There’s a barn missing its door…the crack of a wet maple twig above me…The slip of my shoes on the yellow leaves slick in the dark mud of November.
The old apple lady who lived in the orchard next door used to take walks down this way. She always looked down. Except when she sold me apples in her press yard. Braeburn, Gala, Fuji… She sliced up samples and told me which variety leaned toward the nutmeg side and which leaned toward the sweet side. She probably saw me sneak some apples into my jacket which I did not pay for, but she never said a word. She was different in her press yard. Alive, cheery, eyes up.
She had been at one time in love with the dairy farmer who lived a little further down the mountain. He was a man who loved his cows, who sang to them and cooed at them and knew their names and body language.
He rented this old barn up here to store his cheese wheels. He always maintained that cheese aged at a higher altitude was better cheese, and this barn was the place to do that. There had been a door on it at that time…
Then one year, just before Thanksgiving time, we stopped seeing his frumpy old Chevy scrapping up the gravel path, payload full of cheese wheels wrapped tenderly in cloth. The fruit of the loins of his lovely Gilda and Rhang and Sweet Sis.
That was the year the old apple lady started walking this path. A lot. She walked it a lot. The barn was eventually cleared out by the church men’s league and the cheeses made their way into people’s homes, who knows where. And it dawned on me that the door on the barn had been missing awhile. I thought nothing of it.
Except one day when all my friends were busy and I had no one to play with, the compunction hit me to go and explore that barn.
So I went in. It was a cavern of emptiness and my cough echoed as I choked on the spider webs in the entry. And there it was…Right in the center of the wide open floor: A freshly sliced Boeurwich cheese wheel spread out on a wrinkled cheese cloth. There were two wine glasses there, and a Newbrunswick apple, sliced with the Boeurwich.
No people, no sign of anyone sitting next to the food, just an empty barn with an autumn picnic glowing with bright color in the dim of fog.
I backed out of the barn and made sure my shoes slid out of the doorway without making a sound.
From that day on I always paid for my apples.
(Paraphrased from a recent poet, can’t think of his name, Swedish fellow)..
Last summer I took a trip to my native land of Sweden, in hopes to connect with the ancestry on my father’s side of the family. Many of my cousins and close kin live there — my father was the one who branched out to America years and years ago.
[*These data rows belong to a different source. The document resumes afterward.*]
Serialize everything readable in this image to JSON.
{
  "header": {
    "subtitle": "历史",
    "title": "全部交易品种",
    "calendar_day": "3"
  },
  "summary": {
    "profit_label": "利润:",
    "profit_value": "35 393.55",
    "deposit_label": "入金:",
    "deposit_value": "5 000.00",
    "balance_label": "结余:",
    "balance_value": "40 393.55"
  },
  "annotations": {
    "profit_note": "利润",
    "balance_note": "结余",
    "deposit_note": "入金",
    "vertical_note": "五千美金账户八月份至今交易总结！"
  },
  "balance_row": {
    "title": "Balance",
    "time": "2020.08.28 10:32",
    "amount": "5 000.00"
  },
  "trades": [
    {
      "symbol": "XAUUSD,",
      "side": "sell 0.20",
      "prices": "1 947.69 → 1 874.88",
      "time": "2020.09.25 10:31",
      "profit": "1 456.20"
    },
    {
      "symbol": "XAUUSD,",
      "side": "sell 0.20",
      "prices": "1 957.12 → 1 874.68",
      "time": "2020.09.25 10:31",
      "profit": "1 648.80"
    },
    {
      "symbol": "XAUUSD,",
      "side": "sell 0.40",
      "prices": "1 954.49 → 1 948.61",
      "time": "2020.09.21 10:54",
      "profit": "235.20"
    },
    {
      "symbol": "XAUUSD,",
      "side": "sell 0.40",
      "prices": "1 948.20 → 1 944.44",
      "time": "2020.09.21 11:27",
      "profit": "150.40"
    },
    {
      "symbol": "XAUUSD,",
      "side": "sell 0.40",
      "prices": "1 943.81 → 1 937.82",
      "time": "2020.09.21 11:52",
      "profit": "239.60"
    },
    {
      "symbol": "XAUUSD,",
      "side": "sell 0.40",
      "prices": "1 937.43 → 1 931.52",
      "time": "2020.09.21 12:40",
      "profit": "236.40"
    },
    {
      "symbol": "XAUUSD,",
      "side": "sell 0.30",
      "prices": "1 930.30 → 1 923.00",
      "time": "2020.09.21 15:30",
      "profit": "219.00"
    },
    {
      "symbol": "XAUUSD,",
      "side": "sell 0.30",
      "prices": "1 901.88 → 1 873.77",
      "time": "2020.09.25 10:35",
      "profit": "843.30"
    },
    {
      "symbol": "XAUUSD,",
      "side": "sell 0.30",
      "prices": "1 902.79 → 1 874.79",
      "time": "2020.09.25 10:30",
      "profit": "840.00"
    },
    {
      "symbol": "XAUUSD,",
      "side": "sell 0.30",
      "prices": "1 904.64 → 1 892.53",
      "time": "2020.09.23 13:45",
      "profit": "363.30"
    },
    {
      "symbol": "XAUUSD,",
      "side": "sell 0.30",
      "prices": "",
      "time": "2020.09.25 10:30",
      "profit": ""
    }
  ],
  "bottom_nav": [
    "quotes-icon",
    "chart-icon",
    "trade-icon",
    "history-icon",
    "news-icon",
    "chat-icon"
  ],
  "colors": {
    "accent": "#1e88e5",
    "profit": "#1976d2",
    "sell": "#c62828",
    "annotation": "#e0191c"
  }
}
But he told me the stories of the homeland and I feltt a stirring in me after my 10th grandchild was born, to meet my cousins and uncles and auntos who farmed just as my dad did in his younger years.
In Sweden, and rested from the trip, I packed up my rental car and purchased a reliable map of the farm country where my cousins had a small dairy and soy farm. I drove and drove. I enjoyed the scenery and was filled with apprehension about meeting my close kin in the heart of my heritage country. It was beautiful and summery and I was enchanted.
I followed the map according to the directions I was given to cousin Yorgenson’s farm, and when I turned a sharp left as told, there was the farm just as it had been described to me.
A pristine red barn, painted with so many glossy coats it shone in the summer light, against the green fields and I rolled down tthe windows to hear the gentle murmer of the cows who drifted lazily from one tuft of rich grass to another.
Then I saw them.. The family, all scrunched togethr along a giantt picnic table laoded — spilling over — with summer hams, pies, biscuits and salads. I heard their merrimentt before I saw them — and they greeted me with outstretched arms and instantly I knew I was home.
They looked just like me. They looked just like my father, and my children and grandchildren had the same wide smiling lips and gentle hooded eyes and shocks of yellow hair.
I was warmly hustled to the table, and fed with heaping plates over and over witth fresh foods of the Swedish season and I tasted the land of my family through each bite. The red barn glowed in the background, and they spoke perfect english and regalled me with tales and jokes of the Olden Times, just as my father had shen I was young.
I felt bonded, secure, like coming home as a lost child to his mother’s forgiving bossom. I felt a tie stronger than the tides of the atlantic ocean, I could feel my heart and lungs move in motion with theirs. I was one of them and had never ever felt so secure and held in and like I belonged. FInally I belonged.
When the sun began to sink low and the food was cleared I said my reluctant goodbyes, and we hugged and shooked each others hands and shoulders and met eye to eye in a steady gaze of “you are welcome here anytime. ”
And then, as I got into my car, they followed me and leaned into the open window and told me
“Ya, and the Yorgenson’s are just up that way abbout a mile, left at the intersection, big red bar, ya can’t miss it. Hope you have a great stay visiting your kin.”
THey smiled and waved and walked back to the main house. THen I saw the sign over the front porh door “Welcome To the Sorenson’s”.
I sat stunned and speechless and stared at the steering wheel.
Then I revved up the enggine and turned around and went back to my hotel. I did not ever make itt to the Yorgensons farm. The Sorensons would do just fine.